Giving beyond one charity
But he and his family haven’t stopped there. The business has grown so nicely that they’ve been able to extend the contributions they make to other organizations.

“People have enjoyed our vacation-inspired designs so much that we’ve been able to send six figures in profits to wildlife sanctuaries, homeless shelters, mental health initiatives and more,” Schroeder says.

It’s been a wild ride so far, he says, but he feels energized by the challenges and opportunities.

“When I was growing up, I lived in central North Carolina.  We would take our vacations to the beach 1-2 times a year. During these vacations, we would visit the Karen Beasley Sea Turtle Hospital in Topsail Island and learn about the dangers that sea turtles are facing,” Schroeder says. “Through these visits, we got to know the owners and understand how wonderful and fragile the oceanic ecosystem is.  When starting a company, it felt natural to make it geared towards sea turtles!”

Shelly Cove, which is now a million-dollar business, started truly small. It was something Schroeder and his parents talked about around the kitchen table. Now, Schroeder is running a company, talking to the media, getting quoted in Forbes magazines – all things he once dreamed about.

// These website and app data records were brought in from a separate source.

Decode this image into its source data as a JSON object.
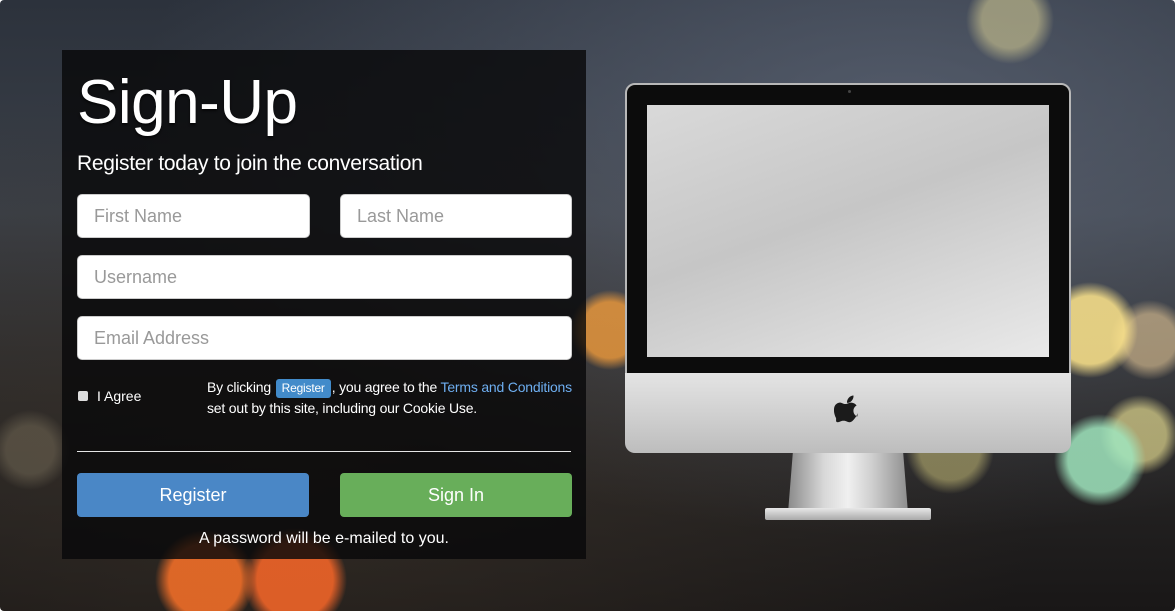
{
  "signup": {
    "title": "Sign-Up",
    "subtitle": "Register today to join the conversation",
    "first_name_placeholder": "First Name",
    "last_name_placeholder": "Last Name",
    "username_placeholder": "Username",
    "email_placeholder": "Email Address",
    "agree_label": "I Agree",
    "terms": {
      "prefix": "By clicking",
      "badge": "Register",
      "middle": ", you agree to the",
      "link": "Terms and Conditions",
      "suffix": "set out by this site, including our Cookie Use."
    },
    "register_label": "Register",
    "signin_label": "Sign In",
    "note": "A password will be e-mailed to you."
  },
  "colors": {
    "register_button": "#4a87c6",
    "signin_button": "#68ae5a",
    "link": "#6eaef0"
  },
  "illustration": {
    "icon": "apple-logo-icon"
  }
}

“My parents and I started Shelly Cove when I was in college. Although it’s grown considerably, we’ve learned a lot of lessons along the way as an apparel company based in the United States,” Schroeder says.

There have been ups and downs already, and Shelly Cove is stronger for them, Schroeder says.

“The biggest lesson I have learned is, ‘You can’t do it all.’ When we first started, it was necessary for the three founders to handle all tasks. Advertising, shipping, inventory ordering, photography were all handled in-house,” Schroeder says. “Quickly we realized that to truly scale, we needed to outsource some of these tasks to free up our valuable time. This availability of time to focus on the really important tasks has greatly improved our productivity.”

Looking for new places to grow
These days, most of Schroeder’s day is spent on making the business run smoothly and to look for new places to grow.

“One of the newest trends in e-commerce is subscription items,” Schroeder says. “We originally believed this to be a fad, but are slowly seeing that this trend is not going away anytime soon. We are looking into adding a subscription club to our website.”

Overall, Schroeder says he has learned what feels like decades of information from the short time Shelly Cove has been in business.

“Relationships and quality products are key,” Schroeder says. “We believe that a lot of our success comes from intentional relationships. With our B2B peers, as well as our customers. We try to build relationships with our suppliers, post office, screen printers, and especially employees. This creates an environment of mutual help and best interest.

“We also try to carry this mindset to our customers,” Schroeder adds. “Having above and beyond customer service has kept people coming back for more! A large chunk of our revenue is from returning customers who were extremely happy with their first purchase.”

Karen Dybis

Karen is an editor and writer for Corp! Magazine. She graduated from the University of Michigan and has worked at The Mackinac Island Town Crier, The Kalamazoo Gazette, The (Adrian) Daily Telegram and The Oakland Press. Karen was a Detroit News business writer with stints in retail, workplace issues and personal finance. Dybis also was a blogger on Time magazine's "Assignment: Detroit" project. She is author of four Michigan history books, including "Secret Detroit" and "The Witch of Delray."